The National Institute on Minority Health and Health Disparities (NIMHD) collaborated with Omega Psi Phi Fraternity to launch an educational outreach program called “Brother, You’re on My Mind.” According to NIMHD, “The focus [of the program] is to raise awareness about the mental health challenges associated with stress and depression that affect African American men and their families.”
Removing The Mask
One of the program’s goals is to communicate the importance of seeking help for mental health problems and to encourage affected individuals to get information, possibly by talking with their health care providers, in order to obtain appropriate treatment.
It is evident we have progressed as a culture economically and educationally. However, we still have great strides to make to improve mental health in our community. In the past, and still to this day, we are very comfortable wearing a mask with many layers of faces that we wear to appease others. By removing the mask, we can help ourselves achieve and reflect genuine peace of mind, happiness, and security.
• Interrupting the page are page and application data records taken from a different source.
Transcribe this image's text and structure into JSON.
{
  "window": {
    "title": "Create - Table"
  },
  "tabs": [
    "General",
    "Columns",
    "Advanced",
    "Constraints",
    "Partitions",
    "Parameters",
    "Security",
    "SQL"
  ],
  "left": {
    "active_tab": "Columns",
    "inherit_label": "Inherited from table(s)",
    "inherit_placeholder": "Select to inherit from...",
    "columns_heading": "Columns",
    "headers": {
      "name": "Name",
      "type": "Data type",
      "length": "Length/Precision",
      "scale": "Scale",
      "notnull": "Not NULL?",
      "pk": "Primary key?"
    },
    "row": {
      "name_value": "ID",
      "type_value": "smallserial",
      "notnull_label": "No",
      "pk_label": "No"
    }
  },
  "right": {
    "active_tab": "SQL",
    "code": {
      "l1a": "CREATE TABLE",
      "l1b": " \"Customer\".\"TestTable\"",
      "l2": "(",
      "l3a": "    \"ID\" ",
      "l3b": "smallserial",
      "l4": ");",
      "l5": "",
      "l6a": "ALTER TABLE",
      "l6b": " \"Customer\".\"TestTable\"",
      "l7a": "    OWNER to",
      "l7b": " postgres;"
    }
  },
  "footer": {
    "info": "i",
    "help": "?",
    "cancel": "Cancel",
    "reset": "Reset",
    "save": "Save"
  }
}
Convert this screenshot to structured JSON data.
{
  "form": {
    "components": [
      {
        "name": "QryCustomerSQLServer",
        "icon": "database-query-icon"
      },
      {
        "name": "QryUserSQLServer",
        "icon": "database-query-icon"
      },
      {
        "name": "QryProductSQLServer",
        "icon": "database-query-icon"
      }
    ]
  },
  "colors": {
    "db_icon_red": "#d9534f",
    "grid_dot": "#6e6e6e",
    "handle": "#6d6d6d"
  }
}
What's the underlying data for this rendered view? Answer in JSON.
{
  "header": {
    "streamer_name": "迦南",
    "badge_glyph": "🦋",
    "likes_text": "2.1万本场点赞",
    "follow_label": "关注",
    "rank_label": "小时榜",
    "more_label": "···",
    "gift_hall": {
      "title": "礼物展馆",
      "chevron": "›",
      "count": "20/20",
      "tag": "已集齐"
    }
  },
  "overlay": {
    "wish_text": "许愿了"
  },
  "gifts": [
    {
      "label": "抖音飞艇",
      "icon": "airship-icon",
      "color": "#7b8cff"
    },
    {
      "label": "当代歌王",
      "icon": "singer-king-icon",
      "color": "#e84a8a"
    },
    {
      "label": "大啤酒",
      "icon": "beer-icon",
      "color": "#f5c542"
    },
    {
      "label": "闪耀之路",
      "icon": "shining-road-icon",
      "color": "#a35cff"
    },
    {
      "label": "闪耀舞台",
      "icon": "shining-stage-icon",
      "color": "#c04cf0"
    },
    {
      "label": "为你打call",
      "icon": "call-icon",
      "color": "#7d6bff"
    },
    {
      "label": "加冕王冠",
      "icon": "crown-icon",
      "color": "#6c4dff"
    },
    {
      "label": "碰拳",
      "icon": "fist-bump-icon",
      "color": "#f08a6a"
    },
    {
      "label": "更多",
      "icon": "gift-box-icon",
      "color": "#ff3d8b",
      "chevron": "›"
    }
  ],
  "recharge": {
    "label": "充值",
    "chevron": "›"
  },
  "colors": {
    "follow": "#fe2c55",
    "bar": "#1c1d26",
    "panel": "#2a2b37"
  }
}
Who will you be when you remove the mask that hides your layers of trauma, depression, anxiety, marital discord, and stress? Find out by making an appointment at Strive Counseling Services with a therapist today.
Crystal Mullen-Johnson is a Licensed Clinical Social Worker and a Registered Play Therapist in Birmingham, AL with more than 14 years of experience in providing counseling. Strive Counseling Services is a private practice located in downtown Birmingham that offers therapeutic mental health services to children (play therapy), adolescents, and adults. Strive offers evidence-based therapeutic modalities such as Cognitive Behavioral Therapy (CBT).
Visit these websites for mental health resources: